Though I was hungry some of the time, I was living quite well compared to most Guatemalans. So, I was surprised to discover that I’d lost about 7 pounds.

Here’s a snapshot of what poverty in Guatemala means:

According to the World Bank, Guatemala has one of the most unequal income distributions in the hemisphere. The wealthiest 10% of the population receives almost one-half of all income; the top 20% receives two-thirds of all income. Somewhere between 32% and 70% of the population lives on less than $2 a day (or about 15 Quetzales) depending on whom you ask and when the statistic was gathered. The cost of basic food items has gone up 40% in the past two years, pushing many people into poverty. By some estimates, up to half of children in Guatemala live with chronic malnutrition.
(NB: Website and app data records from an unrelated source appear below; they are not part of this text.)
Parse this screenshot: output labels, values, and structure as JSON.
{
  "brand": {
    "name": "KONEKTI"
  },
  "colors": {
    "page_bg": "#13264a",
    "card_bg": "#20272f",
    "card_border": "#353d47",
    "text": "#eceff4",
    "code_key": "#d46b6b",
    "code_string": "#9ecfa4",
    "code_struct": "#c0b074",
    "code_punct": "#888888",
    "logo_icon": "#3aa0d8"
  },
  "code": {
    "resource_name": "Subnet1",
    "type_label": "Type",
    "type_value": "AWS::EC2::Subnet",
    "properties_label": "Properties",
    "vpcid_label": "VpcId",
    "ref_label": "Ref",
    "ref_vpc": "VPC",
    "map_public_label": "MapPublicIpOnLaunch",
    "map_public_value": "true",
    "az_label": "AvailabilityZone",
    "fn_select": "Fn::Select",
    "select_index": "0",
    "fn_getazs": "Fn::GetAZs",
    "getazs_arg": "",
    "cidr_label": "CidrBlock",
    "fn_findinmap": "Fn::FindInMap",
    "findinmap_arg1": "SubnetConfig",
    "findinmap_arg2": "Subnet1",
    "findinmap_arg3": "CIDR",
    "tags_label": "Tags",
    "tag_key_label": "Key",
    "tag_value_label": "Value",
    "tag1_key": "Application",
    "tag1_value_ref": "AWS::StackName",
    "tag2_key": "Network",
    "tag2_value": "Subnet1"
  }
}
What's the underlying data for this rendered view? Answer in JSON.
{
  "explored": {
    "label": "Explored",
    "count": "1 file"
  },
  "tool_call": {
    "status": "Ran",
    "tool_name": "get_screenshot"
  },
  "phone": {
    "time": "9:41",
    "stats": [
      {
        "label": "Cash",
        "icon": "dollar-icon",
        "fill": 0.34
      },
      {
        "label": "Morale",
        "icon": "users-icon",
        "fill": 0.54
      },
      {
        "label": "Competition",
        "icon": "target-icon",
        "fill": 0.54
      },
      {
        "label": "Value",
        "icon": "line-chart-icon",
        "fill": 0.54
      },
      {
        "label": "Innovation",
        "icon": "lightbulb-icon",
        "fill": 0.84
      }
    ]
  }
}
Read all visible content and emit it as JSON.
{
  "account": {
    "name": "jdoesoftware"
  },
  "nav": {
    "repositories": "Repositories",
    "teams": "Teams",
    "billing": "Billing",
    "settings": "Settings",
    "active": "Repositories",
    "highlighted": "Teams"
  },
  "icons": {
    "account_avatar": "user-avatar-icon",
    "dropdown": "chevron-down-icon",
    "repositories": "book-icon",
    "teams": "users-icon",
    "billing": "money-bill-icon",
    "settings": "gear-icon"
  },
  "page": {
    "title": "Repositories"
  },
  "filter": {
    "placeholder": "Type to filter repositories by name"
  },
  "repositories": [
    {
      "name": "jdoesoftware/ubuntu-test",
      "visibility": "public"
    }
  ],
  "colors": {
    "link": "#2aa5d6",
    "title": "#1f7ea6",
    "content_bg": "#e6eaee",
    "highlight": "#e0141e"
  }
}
The poverty in rural areas is worse than in the cities. A schoolteacher or well-paid factory worker in a city makes about  $130 – $150 a month, or about 1,000 Quetzales. What does this money buy, foodwise? It’s hard for me to tell, because when I went to a market or restaurant, I paid tourist prices. A typical and cheap breakfast in a restaurant cost me about 20 Q. At the market a dozen tortillas cost 2 or 3 Q; a few pieces of fruit, 5 Q; a bag of rice, 10 Q; a half a chicken, 14 Q. Even if you consider that the prices for locals might be a bit less than the prices I paid, it’s not difficult to see how hard it would be for a family to get enough nourishment.

Many Guatemalan people (especially indigenous rural dwellers) have nothing to eat all day except tortillas. Some days they might get beans or rice, but not every day. Luckily, many rural Guatemalans are able to practice subsistence farming, or they would surely starve. But for many, even this tenuous way of life is threatened. As the country opens to more foreign investment and privatization through organizations like the World Bank, and treaties like CAFTA, more and more lands are being opened up to extractive industries that contaminate the land and push rural Guatemalans into lives of even more miserable poverty in the cities. You can read about Guatemalan resistance to open pit mining here.

The next time you’re worried about those extra holiday pounds, please take a moment to count your blessings. I know I will.

Image: greencolander

Vanessa Barrington

Vanessa Barrington is a San Francisco based writer and communications consultant specializing in environmental, social, and political issues in the food system.